Onondaga County is proposing a new comprehensive plan that will drive development plans in central New York for years to come. As with most discussions swirling around central New York these days, Micron is in the middle of it.
Onondaga County has been trying to push forward a comprehensive plan for years. But it never really got anywhere.
"What’s different about other documents and this document, is because of the Micron opportunity, we can actually implement all of this, because there is an economic driver for all of this," said Onondaga County Executive Ryan McMahon.
The plan focuses on five areas: strong community centers, housing and neighborhoods, mobility, greenways and blueways, and agriculture. McMahon said the plan promotes four densely packed town centers that have a downtown feel, in the county’s northern suburbs. There’s potential for light rail service or other transportation options, and expanded outdoor recreation opportunities, with connecting pathways and waterways.
To get this document on the books, the County Legislature will have to approve it. Clay Republican Deb Cody doesn’t expect any roadblocks, with a vote possible in July.
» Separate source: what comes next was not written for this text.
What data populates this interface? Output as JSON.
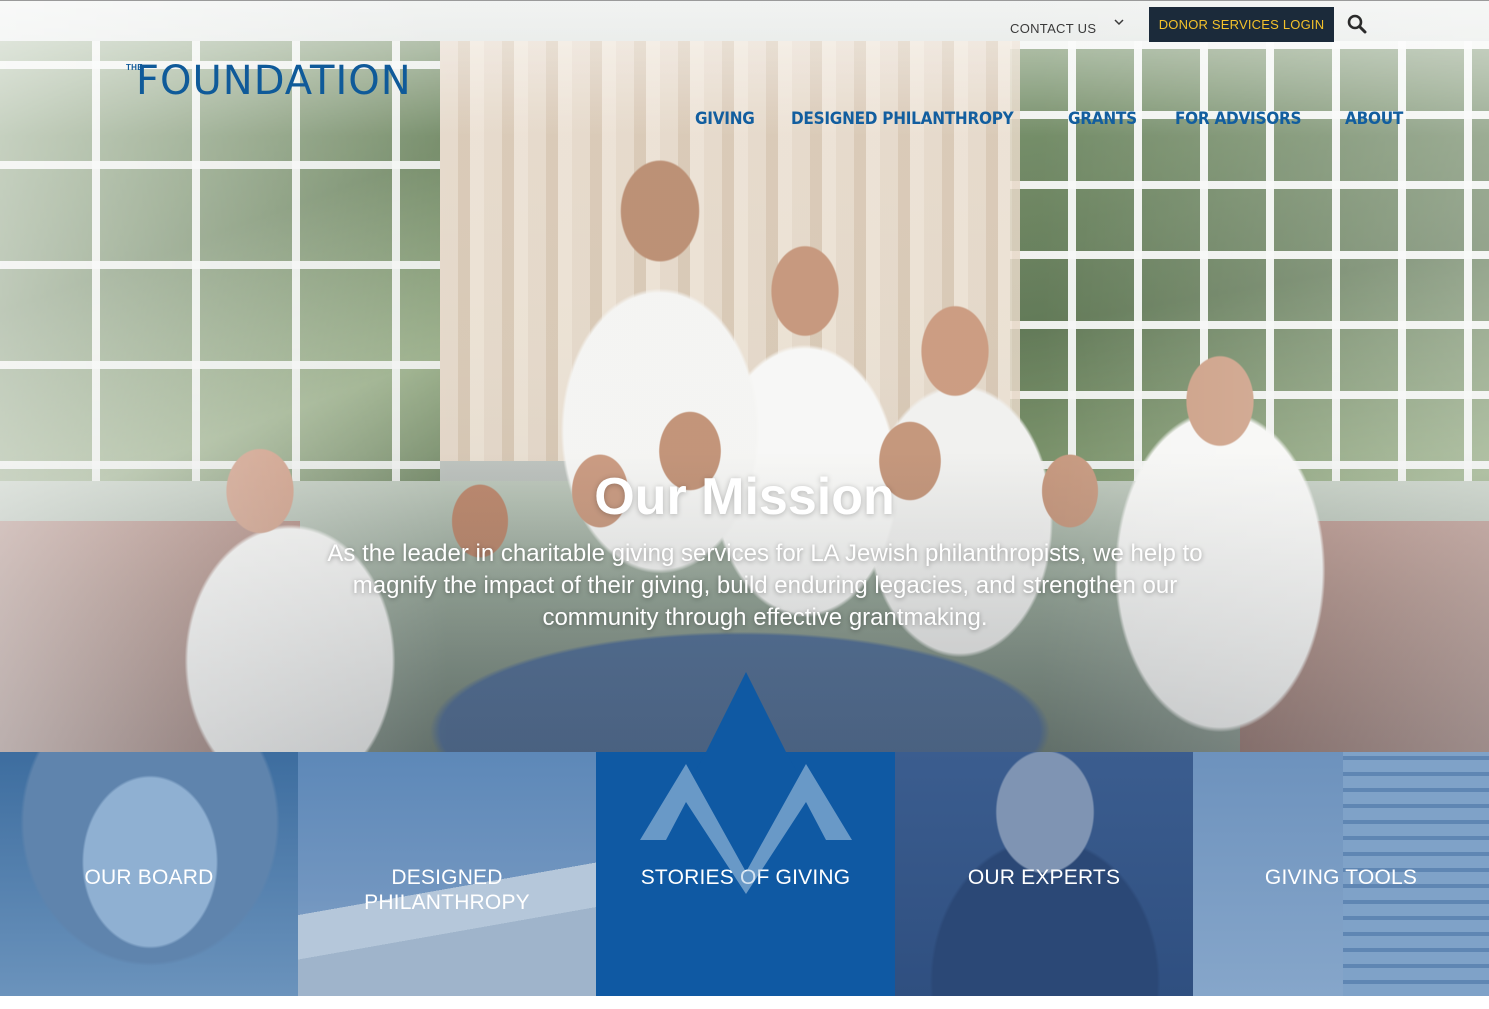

"It’s not a political issue, this is for the good of the county, I think everybody is or should be excited about the opportunities, about the possibilities," Cody said.
For local governments, it provides a blueprint for how to handle an estimated 100,000 people who could move to central New York as Micron gears up to produce semiconductor chips in a mega-chip facility in the town of Clay. Clay Supervisor Damian Ulatowski said the plan will help the town weave together the many development issues it's going to face.
"We do need growth and we do need development, and let’s do it in a way that’s going to complement where people live and not infringe on where they live," Ulatowski said.
In the end, McMahon said this plan allows central New Yorkers to think differently about the place they call home.
"For years, we really didn’t value what we had in this community, and we didn’t think big enough and we weren’t aspirational enough," McMahon said. "Now, hopefully, that’s changing."
Plan Onondaga, also called Plan On, is available for the public to review. It gets its first public airing at an Onondaga County planning board meeting May 17.